Your answer should show every line of the material below that includes "weighted".
════
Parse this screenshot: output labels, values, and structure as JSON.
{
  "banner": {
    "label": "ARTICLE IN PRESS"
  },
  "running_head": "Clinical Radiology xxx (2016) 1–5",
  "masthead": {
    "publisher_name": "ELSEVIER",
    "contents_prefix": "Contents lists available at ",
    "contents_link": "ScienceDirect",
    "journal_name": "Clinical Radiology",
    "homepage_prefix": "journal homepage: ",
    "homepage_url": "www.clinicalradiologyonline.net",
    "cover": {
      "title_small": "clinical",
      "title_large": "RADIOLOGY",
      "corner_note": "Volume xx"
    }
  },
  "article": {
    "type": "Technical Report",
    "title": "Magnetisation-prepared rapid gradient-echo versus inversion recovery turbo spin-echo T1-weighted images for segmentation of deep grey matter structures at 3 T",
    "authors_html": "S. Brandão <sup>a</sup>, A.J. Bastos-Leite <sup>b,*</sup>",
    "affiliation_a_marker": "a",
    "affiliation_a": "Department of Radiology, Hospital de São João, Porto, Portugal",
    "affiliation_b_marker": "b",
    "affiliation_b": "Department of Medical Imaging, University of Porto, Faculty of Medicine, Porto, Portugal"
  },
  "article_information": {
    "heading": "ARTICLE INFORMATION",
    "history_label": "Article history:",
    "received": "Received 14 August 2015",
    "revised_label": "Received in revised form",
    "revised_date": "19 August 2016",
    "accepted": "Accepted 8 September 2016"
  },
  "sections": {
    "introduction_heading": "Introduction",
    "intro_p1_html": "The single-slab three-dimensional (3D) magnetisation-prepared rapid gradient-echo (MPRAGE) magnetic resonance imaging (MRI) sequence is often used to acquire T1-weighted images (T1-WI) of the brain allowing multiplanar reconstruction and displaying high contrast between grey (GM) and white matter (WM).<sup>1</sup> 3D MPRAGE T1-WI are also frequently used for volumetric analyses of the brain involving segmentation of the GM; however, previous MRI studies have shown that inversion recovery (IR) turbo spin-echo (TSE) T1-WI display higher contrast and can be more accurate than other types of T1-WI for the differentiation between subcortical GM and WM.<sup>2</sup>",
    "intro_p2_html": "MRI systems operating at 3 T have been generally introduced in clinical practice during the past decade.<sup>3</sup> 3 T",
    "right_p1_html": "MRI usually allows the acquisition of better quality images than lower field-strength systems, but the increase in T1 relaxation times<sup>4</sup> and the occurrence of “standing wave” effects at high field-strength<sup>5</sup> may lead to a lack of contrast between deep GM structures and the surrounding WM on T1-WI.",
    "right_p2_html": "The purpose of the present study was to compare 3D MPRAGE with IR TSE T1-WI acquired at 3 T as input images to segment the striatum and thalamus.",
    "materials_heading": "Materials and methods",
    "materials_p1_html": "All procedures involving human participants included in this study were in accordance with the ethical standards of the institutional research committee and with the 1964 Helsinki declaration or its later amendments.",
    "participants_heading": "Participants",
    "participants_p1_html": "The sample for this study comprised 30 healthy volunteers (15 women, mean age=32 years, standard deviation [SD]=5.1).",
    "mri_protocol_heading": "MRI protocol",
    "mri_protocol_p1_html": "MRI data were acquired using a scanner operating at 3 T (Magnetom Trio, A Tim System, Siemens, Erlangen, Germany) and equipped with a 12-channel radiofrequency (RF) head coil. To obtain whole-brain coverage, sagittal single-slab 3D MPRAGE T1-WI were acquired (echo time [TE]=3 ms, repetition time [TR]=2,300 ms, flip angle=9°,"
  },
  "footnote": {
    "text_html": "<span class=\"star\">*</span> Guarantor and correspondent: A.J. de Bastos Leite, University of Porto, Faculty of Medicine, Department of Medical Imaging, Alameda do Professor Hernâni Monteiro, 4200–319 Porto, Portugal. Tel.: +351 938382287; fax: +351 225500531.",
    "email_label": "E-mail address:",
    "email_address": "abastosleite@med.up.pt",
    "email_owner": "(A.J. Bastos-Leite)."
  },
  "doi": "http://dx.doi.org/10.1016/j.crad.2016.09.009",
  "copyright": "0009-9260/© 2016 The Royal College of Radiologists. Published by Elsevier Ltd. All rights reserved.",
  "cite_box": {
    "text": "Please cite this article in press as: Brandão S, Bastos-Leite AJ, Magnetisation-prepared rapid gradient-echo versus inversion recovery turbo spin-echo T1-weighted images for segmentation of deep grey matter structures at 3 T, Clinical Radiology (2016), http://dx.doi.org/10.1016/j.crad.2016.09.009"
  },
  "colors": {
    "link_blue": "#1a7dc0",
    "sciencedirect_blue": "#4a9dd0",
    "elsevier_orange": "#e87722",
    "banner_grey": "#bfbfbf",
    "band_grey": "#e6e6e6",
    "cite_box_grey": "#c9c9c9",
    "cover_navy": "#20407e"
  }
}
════
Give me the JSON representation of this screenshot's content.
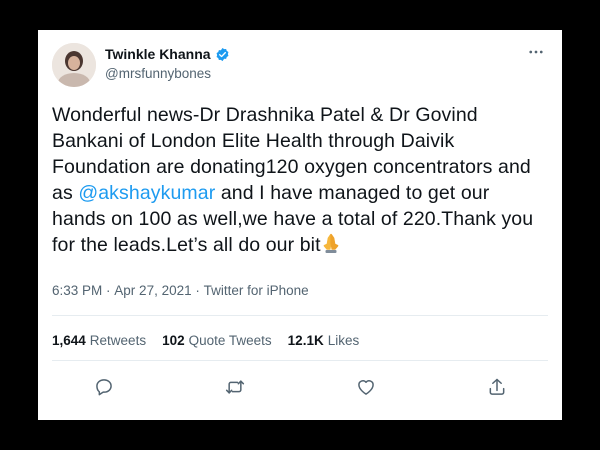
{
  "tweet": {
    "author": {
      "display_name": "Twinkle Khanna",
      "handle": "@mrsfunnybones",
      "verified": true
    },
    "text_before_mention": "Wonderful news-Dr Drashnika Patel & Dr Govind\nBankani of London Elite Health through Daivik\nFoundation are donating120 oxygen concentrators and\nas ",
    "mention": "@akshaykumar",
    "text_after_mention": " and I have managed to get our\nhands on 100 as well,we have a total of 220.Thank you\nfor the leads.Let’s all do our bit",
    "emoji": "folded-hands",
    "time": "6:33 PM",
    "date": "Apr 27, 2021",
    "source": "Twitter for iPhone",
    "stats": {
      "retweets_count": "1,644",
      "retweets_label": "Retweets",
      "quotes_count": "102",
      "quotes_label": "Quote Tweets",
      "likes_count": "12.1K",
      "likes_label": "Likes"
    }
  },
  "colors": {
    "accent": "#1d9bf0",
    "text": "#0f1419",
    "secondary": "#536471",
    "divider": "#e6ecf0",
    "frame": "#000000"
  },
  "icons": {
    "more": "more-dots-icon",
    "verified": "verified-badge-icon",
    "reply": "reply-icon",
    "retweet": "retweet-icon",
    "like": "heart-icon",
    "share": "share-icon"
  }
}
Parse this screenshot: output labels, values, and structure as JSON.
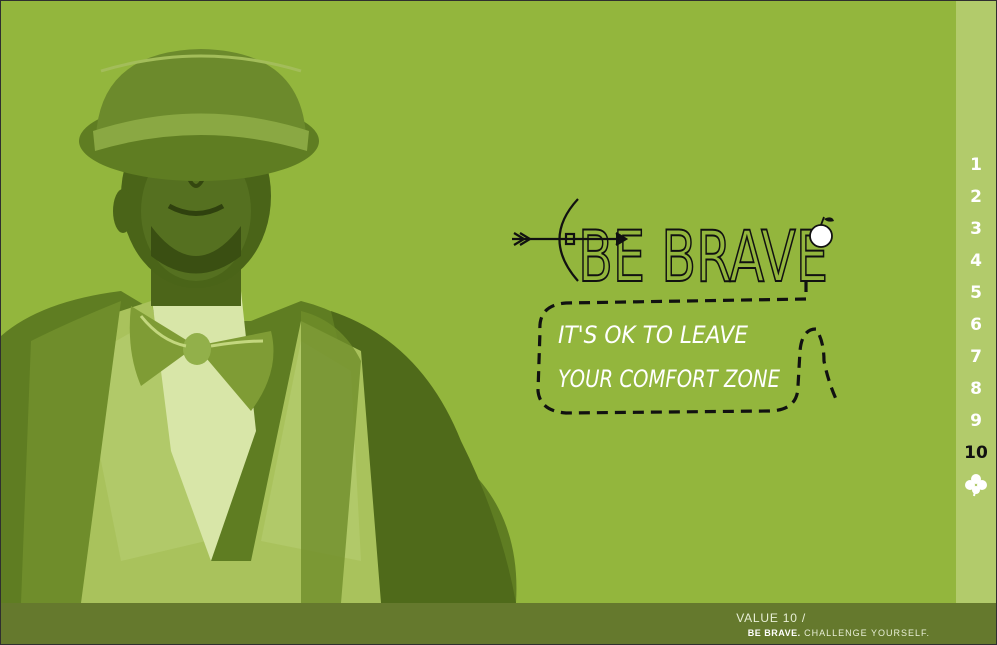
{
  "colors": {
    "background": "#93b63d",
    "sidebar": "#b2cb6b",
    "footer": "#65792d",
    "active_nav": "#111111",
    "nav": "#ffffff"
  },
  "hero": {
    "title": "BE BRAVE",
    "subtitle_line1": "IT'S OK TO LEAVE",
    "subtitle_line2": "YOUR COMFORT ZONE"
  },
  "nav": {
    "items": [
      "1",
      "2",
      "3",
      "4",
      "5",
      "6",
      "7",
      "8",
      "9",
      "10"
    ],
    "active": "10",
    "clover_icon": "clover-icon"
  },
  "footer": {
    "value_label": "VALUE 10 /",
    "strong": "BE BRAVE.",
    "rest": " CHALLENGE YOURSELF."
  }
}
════
Written solution:
    "title": "Magnetisation-prepared rapid gradient-echo versus inversion recovery turbo spin-echo T1-weighted images for segmentation of deep grey matter structures at 3 T",
    "intro_p1_html": "The single-slab three-dimensional (3D) magnetisation-prepared rapid gradient-echo (MPRAGE) magnetic resonance imaging (MRI) sequence is often used to acquire T1-weighted images (T1-WI) of the brain allowing multiplanar reconstruction and displaying high contrast between grey (GM) and white matter (WM).<sup>1</sup> 3D MPRAGE T1-WI are also frequently used for volumetric analyses of the brain involving segmentation of the GM; however, previous MRI studies have shown that inversion recovery (IR) turbo spin-echo (TSE) T1-WI display higher contrast and can be more accurate than other types of T1-WI for the differentiation between subcortical GM and WM.<sup>2</sup>",
    "text": "Please cite this article in press as: Brandão S, Bastos-Leite AJ, Magnetisation-prepared rapid gradient-echo versus inversion recovery turbo spin-echo T1-weighted images for segmentation of deep grey matter structures at 3 T, Clinical Radiology (2016), http://dx.doi.org/10.1016/j.crad.2016.09.009"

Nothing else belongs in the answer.